Strictly speaking the literal answer is no. However, the Hebrew language tends to use concrete words rather than abstract words. The King James Version has the two phrases: ‘lift up his countenance upon thee’ and ‘make his face shine upon thee’ That word ‘face’ could be translated ‘presence’. When ‘Adam and his wife hid themselves from the presence of the Lord God amongst the tree of the garden’ (Genesis 3:8). In the Hebrew text ‘They hid from the face of the Lord God.’ They did not want to see God scowl at them. Later, their eldest son Cain murdered his brother Abel and ‘went out from the presence [the face] of the Lord’ also (Genesis 4:16).
My mother-in-law was a lovely woman, but when her face was at rest she could look slightly threatening and unwelcoming. Her three other sons-in-law were somewhat in awe of her, but I could easily make her laugh, and her face would break out into the warmest smile like sunshine when the clouds parted. Eric and Ernie used to sing, ‘Give me sunshine in your smile.’
In Psalm 16:11 King David testified about God: ‘In your presence [your face] is fullness of joy.’
Human beings are the only creatures who can smile. And that is because the human race was created ‘in the image of God.’ So, if we can smile, surely it’s because smiles too?
So I’m glad to be able to tell you that in the New Living Translation – the Bible version we mostly use in our home church – the word smile is used in the benediction:
(24) ‘May he Lord bless you and protect you.
(25) May the Lord smile on you and be gracious to you.
(26) May the Lord show you his favour and give you peace.’
Now, for one last question:
Question 6. Why did the priest have to repeat God’s name three times?
Well, obviously this was because it is a threesome name. The Jewish creed to this day is Deuteronomy 6:4, ‘The Lord our God is one Lord.’ And, very interestingly, Hebrew has two ways of expressing ‘one’. The word that is not used here means ‘one solitary individual.’ But this word here is the one you would use to say in Hebrew ‘one team of players’, one hand of bananas’ or ‘one bunch of grapes’.

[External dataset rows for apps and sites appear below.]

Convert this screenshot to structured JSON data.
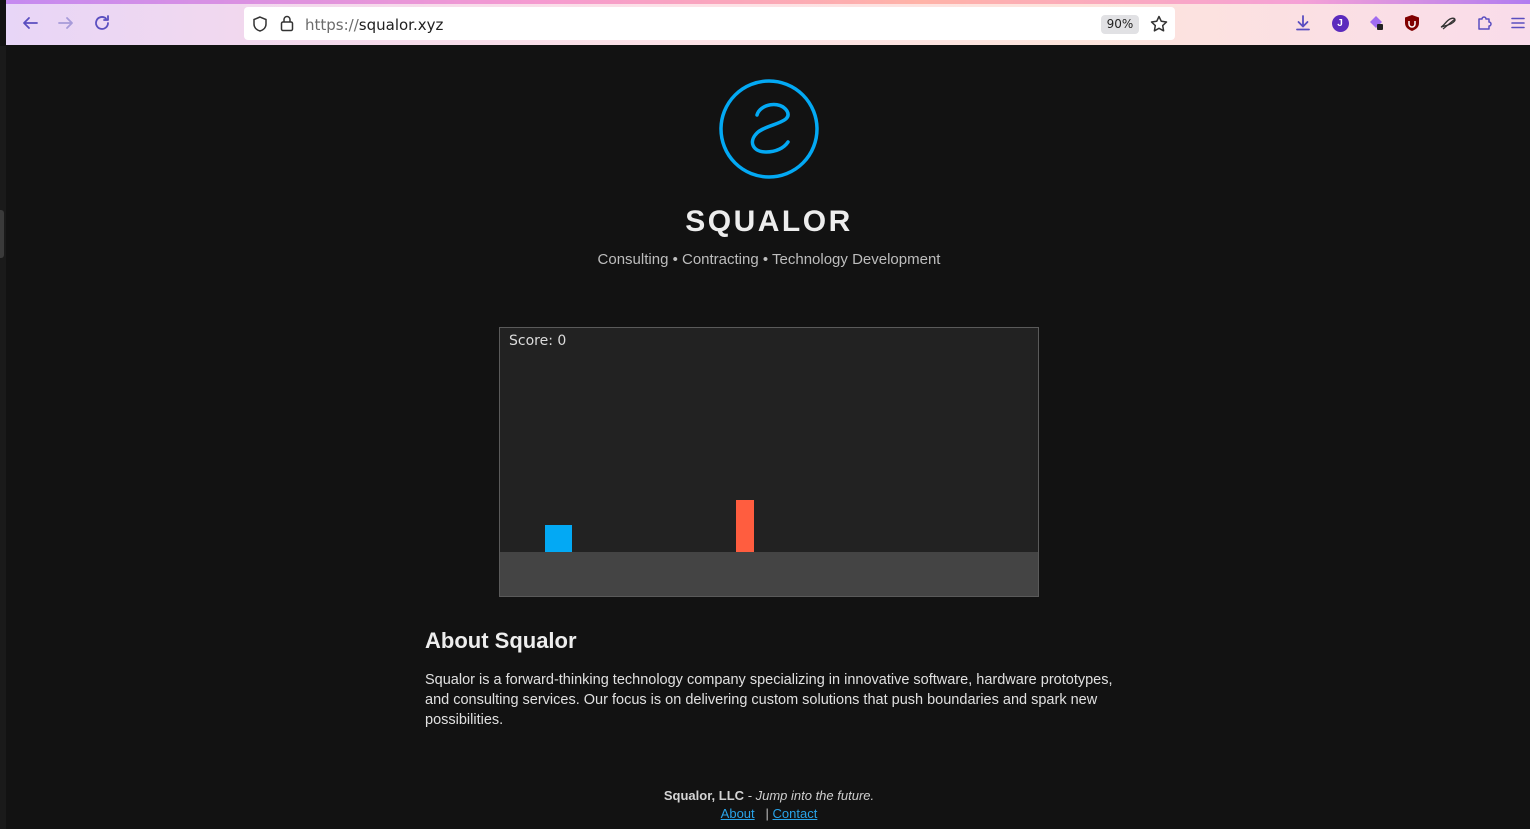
{
  "browser": {
    "url_scheme": "https://",
    "url_host": "squalor.xyz",
    "zoom": "90%",
    "account_initial": "J"
  },
  "colors": {
    "accent": "#03a9f4",
    "obstacle": "#ff5d3f",
    "background": "#121212",
    "link": "#29a3e8"
  },
  "header": {
    "title": "SQUALOR",
    "tagline": "Consulting • Contracting • Technology Development"
  },
  "game": {
    "score_label": "Score: 0"
  },
  "about": {
    "heading": "About Squalor",
    "body": "Squalor is a forward-thinking technology company specializing in innovative software, hardware prototypes, and consulting services. Our focus is on delivering custom solutions that push boundaries and spark new possibilities."
  },
  "footer": {
    "company": "Squalor, LLC",
    "slogan": " - Jump into the future.",
    "separator": "|",
    "link_about": "About",
    "link_contact": "Contact"
  },
  "icons": [
    "back-icon",
    "forward-icon",
    "reload-icon",
    "shield-icon",
    "lock-icon",
    "star-icon",
    "download-icon",
    "account-icon",
    "extension-icon",
    "ublock-icon",
    "extension-icon-2",
    "extensions-icon",
    "menu-icon"
  ]
}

Allah, worshiped by Muslims seems to be a solitary deity. But Yahweh [‘the LORD] is a corporate God who was never lonely throughout eternity. God is love. God the Father loves God the Son in God the Holy Spirit. God in himself was always complete and had no need to create a single atom to feel satisfied! But because of that divine fellowship of love and joy and peace, God said: Let us make humanity in our image.’ Creation was the overflow of a totally satisfied God!
Since Jesus came, died and rose again, we nowadays bless one another in the words of the New Testament benediction found in 2 Corinthians 13:14,
‘May the grace of our Lord Jesus Christ, the love of God, and the fellowship of the Holy Spirit be with you all.’ Amen